Researching for the agents who are just right for my project is a lot more time consuming than I thought, but worth the hours and hours of research and work, and an essential part of the process. Unless of course, you want to just query every Tom, Dick, and Harry Agency only to receive a whole bunch of big ole' Rs. My process goes like this:
A) Go to Querytracker.com, Agentquery.com, and Guide To Literary Agents, and find the agents who represent YA (and whether or not they are accepting unsolicited queries).
B) From there, I check the agency against the bewares forum in AW to make sure the agency is legit and/or the kinds of issues other writers may have had with them.
C) Check out their website, read what they are about, what they represent, who each agent is, what area/genre each agent is interested in, what authors they currently represent, and which agent you feel will be the best match for your work.
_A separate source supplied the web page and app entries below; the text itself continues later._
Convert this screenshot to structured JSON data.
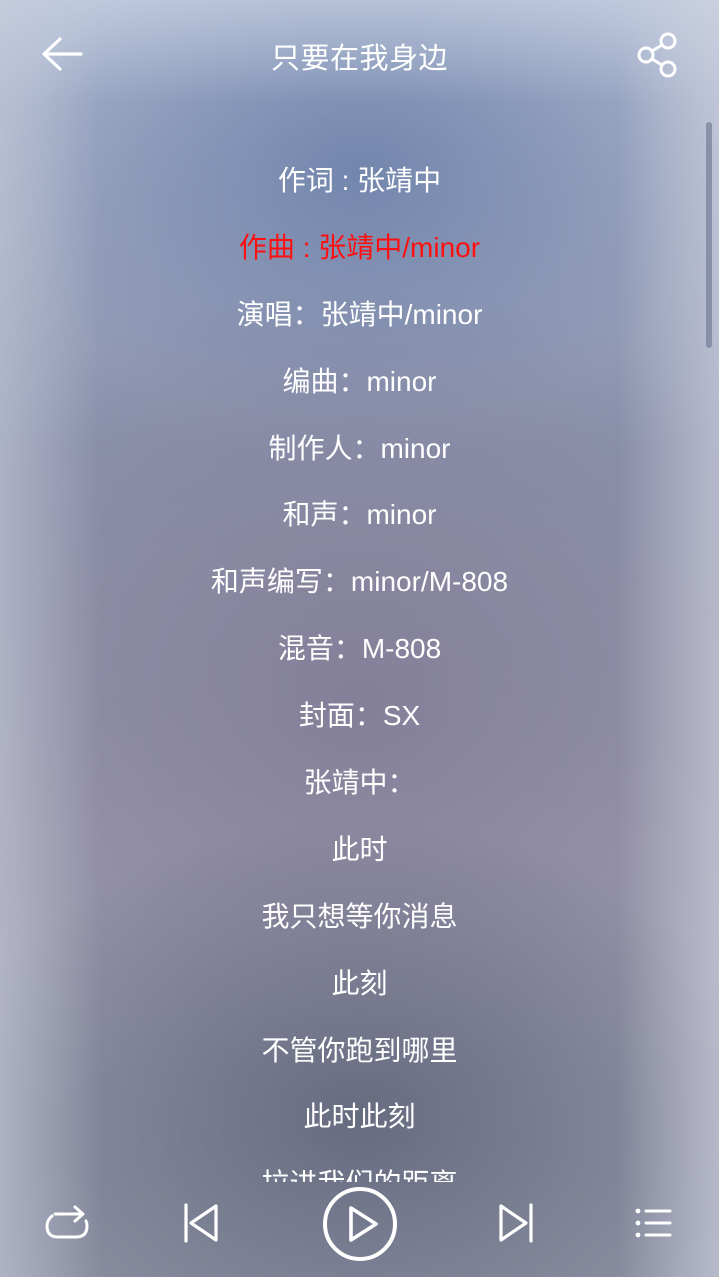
{
  "header": {
    "title": "只要在我身边",
    "back_icon": "arrow-left-icon",
    "share_icon": "share-icon"
  },
  "lyrics": {
    "active_index": 1,
    "active_color": "#ff1010",
    "lines": [
      "作词 : 张靖中",
      "作曲 : 张靖中/minor",
      "演唱：张靖中/minor",
      "编曲：minor",
      "制作人：minor",
      "和声：minor",
      "和声编写：minor/M-808",
      "混音：M-808",
      "封面：SX",
      "张靖中：",
      "此时",
      "我只想等你消息",
      "此刻",
      "不管你跑到哪里",
      "此时此刻",
      "拉进我们的距离"
    ]
  },
  "controls": {
    "loop_icon": "repeat-icon",
    "prev_icon": "skip-previous-icon",
    "play_icon": "play-icon",
    "next_icon": "skip-next-icon",
    "list_icon": "playlist-icon"
  }
}
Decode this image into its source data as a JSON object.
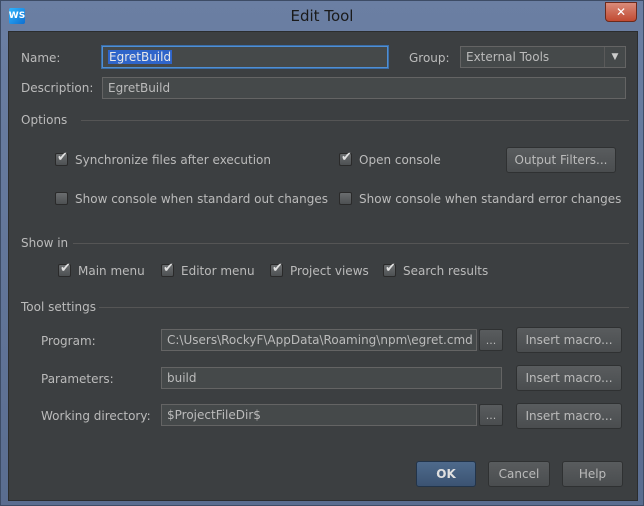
{
  "window": {
    "title": "Edit Tool",
    "app_icon_text": "WS",
    "close_glyph": "✕"
  },
  "form": {
    "name_label": "Name:",
    "name_value": "EgretBuild",
    "group_label": "Group:",
    "group_value": "External Tools",
    "description_label": "Description:",
    "description_value": "EgretBuild"
  },
  "options": {
    "title": "Options",
    "sync_files": "Synchronize files after execution",
    "open_console": "Open console",
    "output_filters_label": "Output Filters...",
    "show_console_stdout": "Show console when standard out changes",
    "show_console_stderr": "Show console when standard error changes"
  },
  "show_in": {
    "title": "Show in",
    "main_menu": "Main menu",
    "editor_menu": "Editor menu",
    "project_views": "Project views",
    "search_results": "Search results"
  },
  "tool_settings": {
    "title": "Tool settings",
    "program_label": "Program:",
    "program_value": "C:\\Users\\RockyF\\AppData\\Roaming\\npm\\egret.cmd",
    "parameters_label": "Parameters:",
    "parameters_value": "build",
    "working_dir_label": "Working directory:",
    "working_dir_value": "$ProjectFileDir$",
    "insert_macro_label": "Insert macro...",
    "browse_label": "..."
  },
  "footer": {
    "ok_label": "OK",
    "cancel_label": "Cancel",
    "help_label": "Help"
  },
  "colors": {
    "accent": "#2f65ca",
    "panel_bg": "#3c3f41",
    "text": "#bbbbbb"
  }
}
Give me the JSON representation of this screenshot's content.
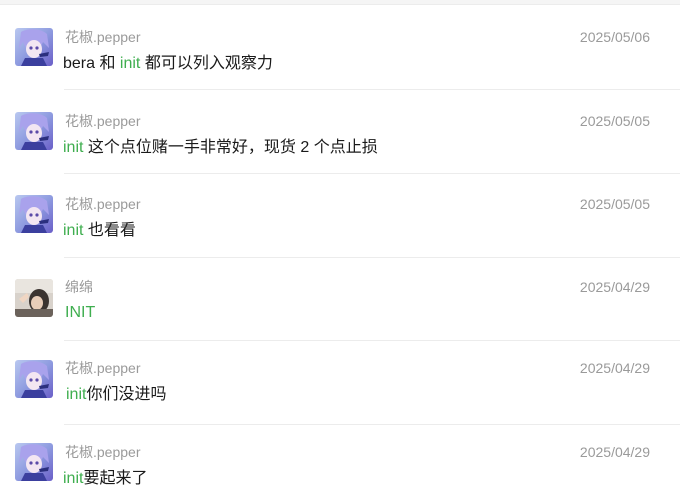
{
  "messages": [
    {
      "sender": "花椒.pepper",
      "date": "2025/05/06",
      "avatar": "anime-avatar",
      "parts": [
        {
          "text": "bera 和 ",
          "hl": false
        },
        {
          "text": "init",
          "hl": true
        },
        {
          "text": " 都可以列入观察力",
          "hl": false
        }
      ]
    },
    {
      "sender": "花椒.pepper",
      "date": "2025/05/05",
      "avatar": "anime-avatar",
      "parts": [
        {
          "text": "init",
          "hl": true
        },
        {
          "text": " 这个点位赌一手非常好，现货 2 个点止损",
          "hl": false
        }
      ]
    },
    {
      "sender": "花椒.pepper",
      "date": "2025/05/05",
      "avatar": "anime-avatar",
      "parts": [
        {
          "text": "init",
          "hl": true
        },
        {
          "text": " 也看看",
          "hl": false
        }
      ]
    },
    {
      "sender": "绵绵",
      "date": "2025/04/29",
      "avatar": "photo-avatar",
      "parts": [
        {
          "text": "INIT",
          "hl": true
        }
      ]
    },
    {
      "sender": "花椒.pepper",
      "date": "2025/04/29",
      "avatar": "anime-avatar",
      "parts": [
        {
          "text": "init",
          "hl": true
        },
        {
          "text": "你们没进吗",
          "hl": false
        }
      ]
    },
    {
      "sender": "花椒.pepper",
      "date": "2025/04/29",
      "avatar": "anime-avatar",
      "parts": [
        {
          "text": "init",
          "hl": true
        },
        {
          "text": "要起来了",
          "hl": false
        }
      ]
    }
  ],
  "colors": {
    "highlight": "#3fae4f",
    "meta": "#9a9a9a",
    "text": "#1a1a1a"
  }
}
D) From there, you need to read the website (or individual agent's) submission guidelines. Do they want a query letter only, or query plus first 5 pages, or 10 pages, or first chapter, or first 3 chapters. Do they want a synopsis? And if so, do they want a 1 page synop, 2 page synop, or 3-5 page synop?
E) Once you compile a list of choice agents, you need to tailor your query letter to their requirements/needs and possibly for some personalization purposes. Ex. We met at a confrence in *** last month... or, According to your website, you are looking for edgy, upper YA stories and I think my work will be a good match for you...(lame, but you get the point).
F) Check that agent's recent sales on places like Publisher's Market to give you an idea of what's being sold by who and in what genre.
F) Finally, you need some sort of method for keeping track of who you have sent your queries to, when you sent them, what the responses were (Rejection, partial request, full request), what date you received those responses (it's good to keep track of the time frame for each agent so that you have an idea of their idividual time frame, though it can change, to keep you from going insane in the waiting game). I have various folders on my desktop, while others have an excel program to keep track.
So, there you have it. My querying process and how I go about it. Each stage of this novel writing process has it's ups and downs and requires a LOT of work and patience and some organization. I'm learning new things everyday about this business and to not take the time to put in the same work and effort towards finding the right agents as you do in writing and revising and editing your novel, query letter and synopsis is just plain silly. IMO :-)